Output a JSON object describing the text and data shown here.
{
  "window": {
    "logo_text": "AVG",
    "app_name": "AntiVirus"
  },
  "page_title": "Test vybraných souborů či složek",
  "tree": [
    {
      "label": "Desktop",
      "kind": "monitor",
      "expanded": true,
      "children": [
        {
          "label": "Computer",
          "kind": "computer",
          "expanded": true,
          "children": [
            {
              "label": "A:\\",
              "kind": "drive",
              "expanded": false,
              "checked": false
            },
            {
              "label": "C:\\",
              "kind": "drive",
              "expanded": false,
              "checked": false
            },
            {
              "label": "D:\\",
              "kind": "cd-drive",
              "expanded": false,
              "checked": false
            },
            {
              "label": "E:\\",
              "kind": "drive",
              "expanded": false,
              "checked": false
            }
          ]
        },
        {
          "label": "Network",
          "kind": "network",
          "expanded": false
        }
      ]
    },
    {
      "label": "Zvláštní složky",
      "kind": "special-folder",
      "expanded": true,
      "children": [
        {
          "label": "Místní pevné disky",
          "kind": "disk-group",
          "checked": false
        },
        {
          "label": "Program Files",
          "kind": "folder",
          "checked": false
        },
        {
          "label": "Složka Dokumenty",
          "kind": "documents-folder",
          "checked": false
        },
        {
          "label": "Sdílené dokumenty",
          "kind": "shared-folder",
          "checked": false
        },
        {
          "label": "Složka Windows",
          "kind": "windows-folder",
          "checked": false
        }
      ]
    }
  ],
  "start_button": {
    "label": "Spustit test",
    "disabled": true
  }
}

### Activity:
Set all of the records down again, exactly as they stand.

### Solution to the problem:
Output a JSON object describing the text and data shown here.
{
  "window": {
    "logo_text": "AVG",
    "app_name": "AntiVirus"
  },
  "page_title": "Test vybraných souborů či složek",
  "tree": [
    {
      "label": "Desktop",
      "kind": "monitor",
      "expanded": true,
      "children": [
        {
          "label": "Computer",
          "kind": "computer",
          "expanded": true,
          "children": [
            {
              "label": "A:\\",
              "kind": "drive",
              "expanded": false,
              "checked": false
            },
            {
              "label": "C:\\",
              "kind": "drive",
              "expanded": false,
              "checked": false
            },
            {
              "label": "D:\\",
              "kind": "cd-drive",
              "expanded": false,
              "checked": false
            },
            {
              "label": "E:\\",
              "kind": "drive",
              "expanded": false,
              "checked": false
            }
          ]
        },
        {
          "label": "Network",
          "kind": "network",
          "expanded": false
        }
      ]
    },
    {
      "label": "Zvláštní složky",
      "kind": "special-folder",
      "expanded": true,
      "children": [
        {
          "label": "Místní pevné disky",
          "kind": "disk-group",
          "checked": false
        },
        {
          "label": "Program Files",
          "kind": "folder",
          "checked": false
        },
        {
          "label": "Složka Dokumenty",
          "kind": "documents-folder",
          "checked": false
        },
        {
          "label": "Sdílené dokumenty",
          "kind": "shared-folder",
          "checked": false
        },
        {
          "label": "Složka Windows",
          "kind": "windows-folder",
          "checked": false
        }
      ]
    }
  ],
  "start_button": {
    "label": "Spustit test",
    "disabled": true
  }
}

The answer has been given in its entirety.